**Data for the task**
------------------------------------------------------------------------

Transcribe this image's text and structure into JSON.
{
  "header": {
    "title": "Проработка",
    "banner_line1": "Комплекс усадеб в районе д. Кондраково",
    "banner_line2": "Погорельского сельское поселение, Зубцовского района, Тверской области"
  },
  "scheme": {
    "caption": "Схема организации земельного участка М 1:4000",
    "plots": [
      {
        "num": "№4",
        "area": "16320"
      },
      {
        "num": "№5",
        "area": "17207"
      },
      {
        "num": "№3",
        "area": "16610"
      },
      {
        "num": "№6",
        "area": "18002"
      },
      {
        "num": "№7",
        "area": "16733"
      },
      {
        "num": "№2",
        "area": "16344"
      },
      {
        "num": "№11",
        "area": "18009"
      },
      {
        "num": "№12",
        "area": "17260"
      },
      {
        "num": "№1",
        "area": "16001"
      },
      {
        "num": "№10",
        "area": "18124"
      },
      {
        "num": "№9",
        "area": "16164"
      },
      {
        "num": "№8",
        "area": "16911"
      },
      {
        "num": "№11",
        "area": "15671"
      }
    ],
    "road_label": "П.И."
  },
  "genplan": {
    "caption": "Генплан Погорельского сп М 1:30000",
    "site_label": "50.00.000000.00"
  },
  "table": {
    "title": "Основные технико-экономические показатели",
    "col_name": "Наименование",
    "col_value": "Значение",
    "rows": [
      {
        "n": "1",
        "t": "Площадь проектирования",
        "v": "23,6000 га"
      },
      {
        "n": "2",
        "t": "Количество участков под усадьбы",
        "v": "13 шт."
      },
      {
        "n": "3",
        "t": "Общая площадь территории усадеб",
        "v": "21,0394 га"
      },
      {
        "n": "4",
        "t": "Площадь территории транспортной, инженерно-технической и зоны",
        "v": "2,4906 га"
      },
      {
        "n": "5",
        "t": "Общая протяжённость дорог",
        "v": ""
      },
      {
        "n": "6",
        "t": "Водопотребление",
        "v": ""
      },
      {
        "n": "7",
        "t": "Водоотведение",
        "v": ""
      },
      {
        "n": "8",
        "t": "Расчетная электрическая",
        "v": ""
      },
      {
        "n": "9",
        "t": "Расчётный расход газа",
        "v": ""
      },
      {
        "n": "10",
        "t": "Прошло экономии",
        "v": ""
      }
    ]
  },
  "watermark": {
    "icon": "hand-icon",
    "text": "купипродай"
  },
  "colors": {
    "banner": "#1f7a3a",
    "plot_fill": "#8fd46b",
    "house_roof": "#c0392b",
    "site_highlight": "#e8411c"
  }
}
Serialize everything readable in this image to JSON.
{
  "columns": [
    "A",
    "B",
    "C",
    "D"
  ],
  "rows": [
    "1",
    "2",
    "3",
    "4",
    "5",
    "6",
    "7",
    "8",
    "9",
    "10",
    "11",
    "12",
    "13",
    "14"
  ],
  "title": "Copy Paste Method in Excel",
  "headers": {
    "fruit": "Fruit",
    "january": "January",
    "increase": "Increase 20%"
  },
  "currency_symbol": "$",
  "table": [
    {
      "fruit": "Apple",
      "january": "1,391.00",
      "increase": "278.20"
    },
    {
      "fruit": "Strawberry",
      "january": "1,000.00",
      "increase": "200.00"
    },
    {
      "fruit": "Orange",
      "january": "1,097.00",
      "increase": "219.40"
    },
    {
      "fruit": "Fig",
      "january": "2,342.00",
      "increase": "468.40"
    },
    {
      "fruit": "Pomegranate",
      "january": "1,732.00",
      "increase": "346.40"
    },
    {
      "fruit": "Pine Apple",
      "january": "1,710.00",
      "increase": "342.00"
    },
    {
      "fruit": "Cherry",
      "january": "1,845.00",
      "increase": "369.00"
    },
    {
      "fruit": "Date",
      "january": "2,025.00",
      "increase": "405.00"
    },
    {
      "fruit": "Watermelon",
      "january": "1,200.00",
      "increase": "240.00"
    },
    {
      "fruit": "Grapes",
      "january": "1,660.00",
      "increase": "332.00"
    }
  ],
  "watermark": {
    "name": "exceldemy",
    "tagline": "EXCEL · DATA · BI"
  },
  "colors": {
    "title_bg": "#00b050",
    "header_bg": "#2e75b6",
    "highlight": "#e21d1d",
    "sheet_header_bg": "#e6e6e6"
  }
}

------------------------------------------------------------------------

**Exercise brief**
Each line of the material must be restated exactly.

**Written response**
Transcribe this image's text and structure into JSON.
{
  "header": {
    "title": "Проработка",
    "banner_line1": "Комплекс усадеб в районе д. Кондраково",
    "banner_line2": "Погорельского сельское поселение, Зубцовского района, Тверской области"
  },
  "scheme": {
    "caption": "Схема организации земельного участка М 1:4000",
    "plots": [
      {
        "num": "№4",
        "area": "16320"
      },
      {
        "num": "№5",
        "area": "17207"
      },
      {
        "num": "№3",
        "area": "16610"
      },
      {
        "num": "№6",
        "area": "18002"
      },
      {
        "num": "№7",
        "area": "16733"
      },
      {
        "num": "№2",
        "area": "16344"
      },
      {
        "num": "№11",
        "area": "18009"
      },
      {
        "num": "№12",
        "area": "17260"
      },
      {
        "num": "№1",
        "area": "16001"
      },
      {
        "num": "№10",
        "area": "18124"
      },
      {
        "num": "№9",
        "area": "16164"
      },
      {
        "num": "№8",
        "area": "16911"
      },
      {
        "num": "№11",
        "area": "15671"
      }
    ],
    "road_label": "П.И."
  },
  "genplan": {
    "caption": "Генплан Погорельского сп М 1:30000",
    "site_label": "50.00.000000.00"
  },
  "table": {
    "title": "Основные технико-экономические показатели",
    "col_name": "Наименование",
    "col_value": "Значение",
    "rows": [
      {
        "n": "1",
        "t": "Площадь проектирования",
        "v": "23,6000 га"
      },
      {
        "n": "2",
        "t": "Количество участков под усадьбы",
        "v": "13 шт."
      },
      {
        "n": "3",
        "t": "Общая площадь территории усадеб",
        "v": "21,0394 га"
      },
      {
        "n": "4",
        "t": "Площадь территории транспортной, инженерно-технической и зоны",
        "v": "2,4906 га"
      },
      {
        "n": "5",
        "t": "Общая протяжённость дорог",
        "v": ""
      },
      {
        "n": "6",
        "t": "Водопотребление",
        "v": ""
      },
      {
        "n": "7",
        "t": "Водоотведение",
        "v": ""
      },
      {
        "n": "8",
        "t": "Расчетная электрическая",
        "v": ""
      },
      {
        "n": "9",
        "t": "Расчётный расход газа",
        "v": ""
      },
      {
        "n": "10",
        "t": "Прошло экономии",
        "v": ""
      }
    ]
  },
  "watermark": {
    "icon": "hand-icon",
    "text": "купипродай"
  },
  "colors": {
    "banner": "#1f7a3a",
    "plot_fill": "#8fd46b",
    "house_roof": "#c0392b",
    "site_highlight": "#e8411c"
  }
}
Serialize everything readable in this image to JSON.
{
  "columns": [
    "A",
    "B",
    "C",
    "D"
  ],
  "rows": [
    "1",
    "2",
    "3",
    "4",
    "5",
    "6",
    "7",
    "8",
    "9",
    "10",
    "11",
    "12",
    "13",
    "14"
  ],
  "title": "Copy Paste Method in Excel",
  "headers": {
    "fruit": "Fruit",
    "january": "January",
    "increase": "Increase 20%"
  },
  "currency_symbol": "$",
  "table": [
    {
      "fruit": "Apple",
      "january": "1,391.00",
      "increase": "278.20"
    },
    {
      "fruit": "Strawberry",
      "january": "1,000.00",
      "increase": "200.00"
    },
    {
      "fruit": "Orange",
      "january": "1,097.00",
      "increase": "219.40"
    },
    {
      "fruit": "Fig",
      "january": "2,342.00",
      "increase": "468.40"
    },
    {
      "fruit": "Pomegranate",
      "january": "1,732.00",
      "increase": "346.40"
    },
    {
      "fruit": "Pine Apple",
      "january": "1,710.00",
      "increase": "342.00"
    },
    {
      "fruit": "Cherry",
      "january": "1,845.00",
      "increase": "369.00"
    },
    {
      "fruit": "Date",
      "january": "2,025.00",
      "increase": "405.00"
    },
    {
      "fruit": "Watermelon",
      "january": "1,200.00",
      "increase": "240.00"
    },
    {
      "fruit": "Grapes",
      "january": "1,660.00",
      "increase": "332.00"
    }
  ],
  "watermark": {
    "name": "exceldemy",
    "tagline": "EXCEL · DATA · BI"
  },
  "colors": {
    "title_bg": "#00b050",
    "header_bg": "#2e75b6",
    "highlight": "#e21d1d",
    "sheet_header_bg": "#e6e6e6"
  }
}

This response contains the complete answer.